*Given records*:
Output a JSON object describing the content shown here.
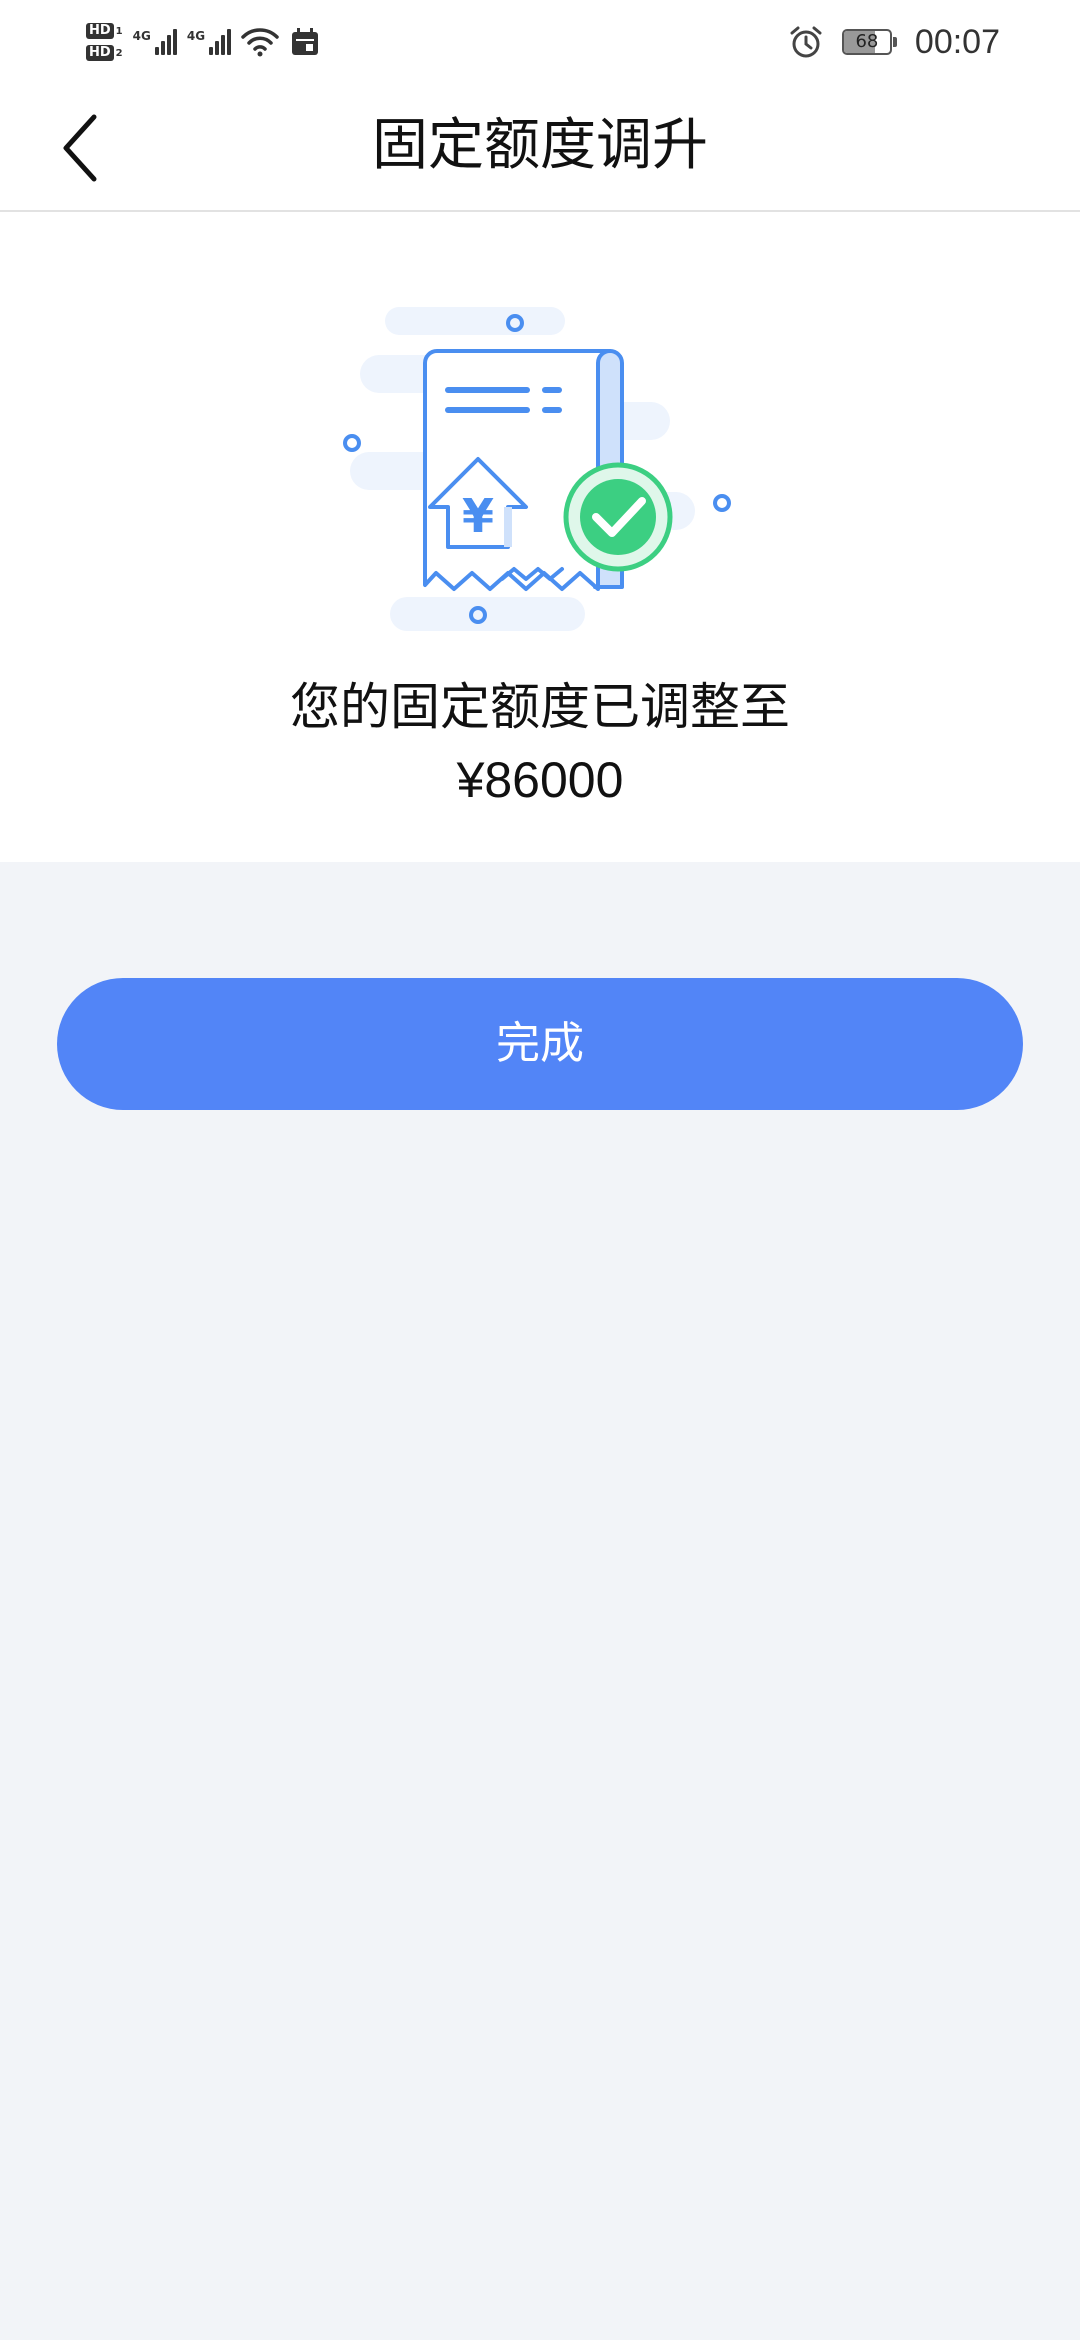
{
  "status_bar": {
    "hd1": "HD",
    "hd1_sub": "1",
    "hd2": "HD",
    "hd2_sub": "2",
    "network1": "4G",
    "network2": "4G",
    "battery_level": "68",
    "battery_fraction": 0.68,
    "time": "00:07"
  },
  "header": {
    "title": "固定额度调升"
  },
  "result": {
    "message": "您的固定额度已调整至",
    "amount": "¥86000",
    "illustration": {
      "currency_glyph": "¥"
    }
  },
  "actions": {
    "done_label": "完成"
  },
  "colors": {
    "primary": "#5285f7",
    "success": "#3ccf82",
    "page_bg": "#f2f4f8"
  },
  "icons": [
    "back-icon",
    "receipt-icon",
    "check-circle-icon",
    "alarm-icon",
    "wifi-icon",
    "calendar-icon",
    "battery-icon"
  ]
}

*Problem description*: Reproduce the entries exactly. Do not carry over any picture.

*Answer box*:
Output a JSON object describing the content shown here.
{
  "status_bar": {
    "hd1": "HD",
    "hd1_sub": "1",
    "hd2": "HD",
    "hd2_sub": "2",
    "network1": "4G",
    "network2": "4G",
    "battery_level": "68",
    "battery_fraction": 0.68,
    "time": "00:07"
  },
  "header": {
    "title": "固定额度调升"
  },
  "result": {
    "message": "您的固定额度已调整至",
    "amount": "¥86000",
    "illustration": {
      "currency_glyph": "¥"
    }
  },
  "actions": {
    "done_label": "完成"
  },
  "colors": {
    "primary": "#5285f7",
    "success": "#3ccf82",
    "page_bg": "#f2f4f8"
  },
  "icons": [
    "back-icon",
    "receipt-icon",
    "check-circle-icon",
    "alarm-icon",
    "wifi-icon",
    "calendar-icon",
    "battery-icon"
  ]
}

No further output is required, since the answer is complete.